Is there any hope? Where is all of this going …?

As we continue to watch this unfold, we offer some rays of hope.  

Nationwide, there are already many grassroots groups constructing masks and face shields for medical personnel on the front lines. Automakers and vacuum companies are working to manufacture more ventilators, field hospitals are being constructed to handle additional capacity (in Seattle), and groups of scientists and doctors are working toward developing antidotes and vaccines.

In regard to a possible antidote or medical treatment, we are seeing several promising drugs. Our colleagues in Seattle are trialing an antimalarial medication, hydroxychloroquine, on patients with severe symptoms — and they are seeing good preliminary results.

Their findings echo some of the positive data coming from China and South Korea. There are definite risks with this medication, and we currently have a national supply shortage with the medication.

It seems there are some foreign companies who may be willing to help supply doses for us in the near future. There are also several other antiviral therapies showing promise.

In regard to a vaccine, this will likely take time to go through FDA approval and is unrealistic as a treatment for the very near future.  

Nationally, we are working quickly to improve hospital capacity and generate more reliable supply chains to provide ventilators, personal protective equipment, and medications.

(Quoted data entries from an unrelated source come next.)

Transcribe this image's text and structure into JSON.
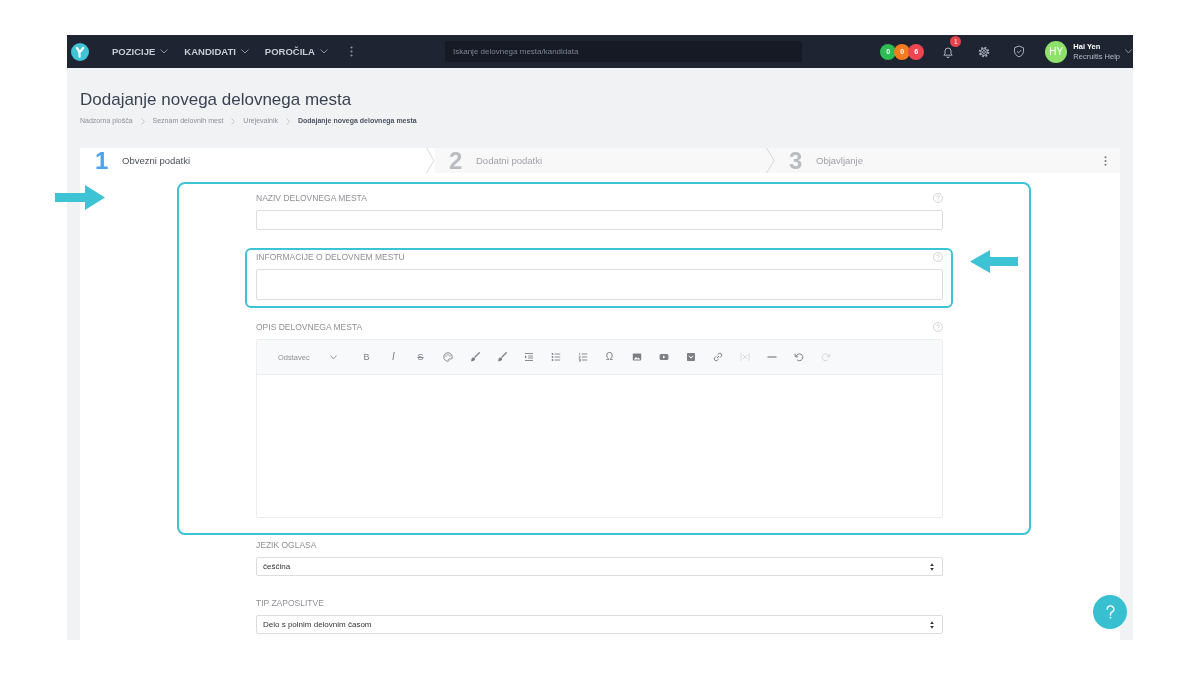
{
  "top_bar": {
    "menu": [
      "POZICIJE",
      "KANDIDATI",
      "POROČILA"
    ],
    "search": {
      "placeholder": "Iskanje delovnega mesta/kandidata"
    },
    "counters": [
      {
        "value": "0",
        "color": "#2dbd52"
      },
      {
        "value": "0",
        "color": "#f47b20"
      },
      {
        "value": "6",
        "color": "#ec4650"
      }
    ],
    "notifications": {
      "count": "1"
    },
    "user": {
      "initials": "HY",
      "name": "Hai Yen",
      "subtitle": "Recruitis Help"
    }
  },
  "page": {
    "title": "Dodajanje novega delovnega mesta",
    "breadcrumb": [
      {
        "label": "Nadzorna plošča",
        "current": false
      },
      {
        "label": "Seznam delovnih mest",
        "current": false
      },
      {
        "label": "Urejevalnik",
        "current": false
      },
      {
        "label": "Dodajanje novega delovnega mesta",
        "current": true
      }
    ]
  },
  "steps": [
    {
      "number": "1",
      "label": "Obvezni podatki",
      "selected": true
    },
    {
      "number": "2",
      "label": "Dodatni podatki",
      "selected": false
    },
    {
      "number": "3",
      "label": "Objavljanje",
      "selected": false
    }
  ],
  "form": {
    "fields": [
      {
        "kind": "text",
        "label": "NAZIV DELOVNEGA MESTA",
        "help": true
      },
      {
        "kind": "textarea",
        "label": "INFORMACIJE O DELOVNEM MESTU",
        "help": true
      },
      {
        "kind": "editor",
        "label": "OPIS DELOVNEGA MESTA",
        "help": true,
        "format": "Odstavec",
        "tools": [
          {
            "kind": "bold",
            "label": "B",
            "disabled": false
          },
          {
            "kind": "italic",
            "label": "I",
            "disabled": false
          },
          {
            "kind": "strike",
            "label": "S",
            "disabled": false
          },
          {
            "kind": "palette",
            "disabled": false
          },
          {
            "kind": "brush",
            "disabled": false
          },
          {
            "kind": "brush",
            "disabled": false
          },
          {
            "kind": "indent",
            "disabled": false
          },
          {
            "kind": "bullets",
            "disabled": false
          },
          {
            "kind": "numbers",
            "disabled": false
          },
          {
            "kind": "omega",
            "label": "Ω",
            "disabled": false
          },
          {
            "kind": "image",
            "disabled": false
          },
          {
            "kind": "video",
            "disabled": false
          },
          {
            "kind": "embed",
            "disabled": false
          },
          {
            "kind": "link",
            "disabled": false
          },
          {
            "kind": "unlink",
            "disabled": true
          },
          {
            "kind": "rule",
            "disabled": false
          },
          {
            "kind": "undo",
            "disabled": false
          },
          {
            "kind": "redo",
            "disabled": true
          }
        ]
      },
      {
        "kind": "select",
        "label": "JEZIK OGLASA",
        "help": false,
        "value": "češčina"
      },
      {
        "kind": "select",
        "label": "TIP ZAPOSLITVE",
        "help": false,
        "value": "Delo s polnim delovnim časom"
      }
    ]
  },
  "annotations": [
    {
      "kind": "bigframe"
    },
    {
      "kind": "smallframe"
    },
    {
      "kind": "rightarrow"
    },
    {
      "kind": "leftarrow"
    }
  ]
}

 Though there is promise, at this point we are relying on mitigating damage by staying home. Our healthcare system needs us all to work together to prevent the spread of COVID-19. We are buying time for treatments to be developed, hospitals to be equipped, and capacity expanded. 


One last thing…

As physicians and healthcare leaders in our little community, we are thankful for all of you and humbled at the outpouring of love for our neighbors.

We hear of individuals offering to deliver groceries, businesses that have remodeled their services to provide take home meals, and organizations that have creative ways of networking individuals with childcare.

We are blessed to have so many generous and selfless people serving in healthcare, the police department and in public leadership.   We truly have so much to be thankful for.

Finally, we just want to thank all of you for your sacrifices and for staying home during this uncertain, scary time. Please do not give up! Stay home for the health of our neighbors!

If you have any questions or concerns, you can call and speak directly to a clinical team member at 307-754-1242.


(Dr. Sarah Durney is the medical director of the Powell Valley Healthcare Clinic, Dr. Jake Merrell is the PVHC chief of staff and Terry Odom is the CEO of PVHC.)

Guest column